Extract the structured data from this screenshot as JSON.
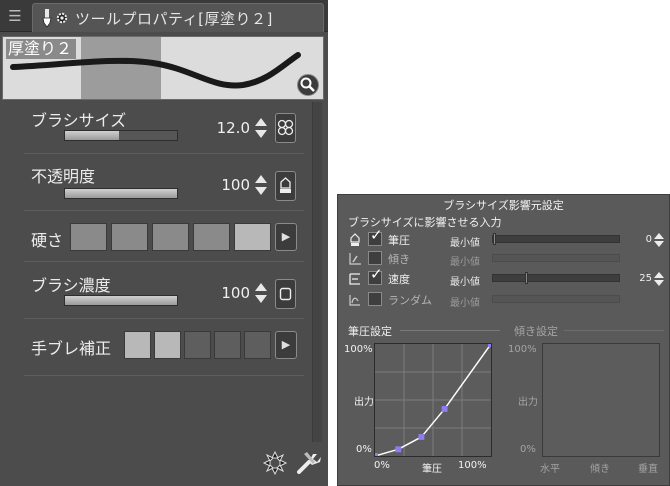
{
  "tool_property_panel": {
    "tab_title": "ツールプロパティ[厚塗り２]",
    "preview_name": "厚塗り２",
    "properties": [
      {
        "label": "ブラシサイズ",
        "value": "12.0",
        "level": 0.48,
        "button_icon": "brush-size-dynamics-icon"
      },
      {
        "label": "不透明度",
        "value": "100",
        "level": 1.0,
        "button_icon": "opacity-dynamics-icon"
      },
      {
        "label": "硬さ",
        "segments": 5,
        "selected": 5,
        "button_icon": "expand-arrow-icon"
      },
      {
        "label": "ブラシ濃度",
        "value": "100",
        "level": 1.0,
        "button_icon": "density-dynamics-icon"
      },
      {
        "label": "手ブレ補正",
        "segments": 5,
        "selected": 2,
        "button_icon": "expand-arrow-icon"
      }
    ],
    "bottom_icons": [
      "reset-icon",
      "settings-wrench-icon"
    ]
  },
  "brush_size_dynamics": {
    "title": "ブラシサイズ影響元設定",
    "subtitle": "ブラシサイズに影響させる入力",
    "inputs": [
      {
        "icon": "pen-pressure-icon",
        "label": "筆圧",
        "checked": true,
        "min_label": "最小値",
        "min_value": "0",
        "min_level": 0.0,
        "enabled": true
      },
      {
        "icon": "tilt-icon",
        "label": "傾き",
        "checked": false,
        "min_label": "最小値",
        "min_value": "",
        "min_level": 0.0,
        "enabled": false
      },
      {
        "icon": "speed-icon",
        "label": "速度",
        "checked": true,
        "min_label": "最小値",
        "min_value": "25",
        "min_level": 0.25,
        "enabled": true
      },
      {
        "icon": "random-icon",
        "label": "ランダム",
        "checked": false,
        "min_label": "最小値",
        "min_value": "",
        "min_level": 0.0,
        "enabled": false
      }
    ],
    "pressure_graph": {
      "title": "筆圧設定",
      "y_top": "100%",
      "y_mid": "出力",
      "y_bottom": "0%",
      "x_left": "0%",
      "x_mid": "筆圧",
      "x_right": "100%",
      "control_points": [
        [
          0,
          0
        ],
        [
          0.2,
          0.06
        ],
        [
          0.4,
          0.17
        ],
        [
          0.6,
          0.42
        ],
        [
          1.0,
          1.0
        ]
      ]
    },
    "tilt_graph": {
      "title": "傾き設定",
      "y_top": "100%",
      "y_mid": "出力",
      "y_bottom": "0%",
      "x_left": "水平",
      "x_mid": "傾き",
      "x_right": "垂直"
    },
    "colors": {
      "panel_bg": "#5a5a5a",
      "curve": "#ffffff",
      "control_point": "#8f7cf0",
      "graph_bg": "#5c5c5c"
    }
  }
}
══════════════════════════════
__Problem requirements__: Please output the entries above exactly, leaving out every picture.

__Result of this exercise__:
Extract the structured data from this screenshot as JSON.
{
  "tool_property_panel": {
    "tab_title": "ツールプロパティ[厚塗り２]",
    "preview_name": "厚塗り２",
    "properties": [
      {
        "label": "ブラシサイズ",
        "value": "12.0",
        "level": 0.48,
        "button_icon": "brush-size-dynamics-icon"
      },
      {
        "label": "不透明度",
        "value": "100",
        "level": 1.0,
        "button_icon": "opacity-dynamics-icon"
      },
      {
        "label": "硬さ",
        "segments": 5,
        "selected": 5,
        "button_icon": "expand-arrow-icon"
      },
      {
        "label": "ブラシ濃度",
        "value": "100",
        "level": 1.0,
        "button_icon": "density-dynamics-icon"
      },
      {
        "label": "手ブレ補正",
        "segments": 5,
        "selected": 2,
        "button_icon": "expand-arrow-icon"
      }
    ],
    "bottom_icons": [
      "reset-icon",
      "settings-wrench-icon"
    ]
  },
  "brush_size_dynamics": {
    "title": "ブラシサイズ影響元設定",
    "subtitle": "ブラシサイズに影響させる入力",
    "inputs": [
      {
        "icon": "pen-pressure-icon",
        "label": "筆圧",
        "checked": true,
        "min_label": "最小値",
        "min_value": "0",
        "min_level": 0.0,
        "enabled": true
      },
      {
        "icon": "tilt-icon",
        "label": "傾き",
        "checked": false,
        "min_label": "最小値",
        "min_value": "",
        "min_level": 0.0,
        "enabled": false
      },
      {
        "icon": "speed-icon",
        "label": "速度",
        "checked": true,
        "min_label": "最小値",
        "min_value": "25",
        "min_level": 0.25,
        "enabled": true
      },
      {
        "icon": "random-icon",
        "label": "ランダム",
        "checked": false,
        "min_label": "最小値",
        "min_value": "",
        "min_level": 0.0,
        "enabled": false
      }
    ],
    "pressure_graph": {
      "title": "筆圧設定",
      "y_top": "100%",
      "y_mid": "出力",
      "y_bottom": "0%",
      "x_left": "0%",
      "x_mid": "筆圧",
      "x_right": "100%",
      "control_points": [
        [
          0,
          0
        ],
        [
          0.2,
          0.06
        ],
        [
          0.4,
          0.17
        ],
        [
          0.6,
          0.42
        ],
        [
          1.0,
          1.0
        ]
      ]
    },
    "tilt_graph": {
      "title": "傾き設定",
      "y_top": "100%",
      "y_mid": "出力",
      "y_bottom": "0%",
      "x_left": "水平",
      "x_mid": "傾き",
      "x_right": "垂直"
    },
    "colors": {
      "panel_bg": "#5a5a5a",
      "curve": "#ffffff",
      "control_point": "#8f7cf0",
      "graph_bg": "#5c5c5c"
    }
  }
}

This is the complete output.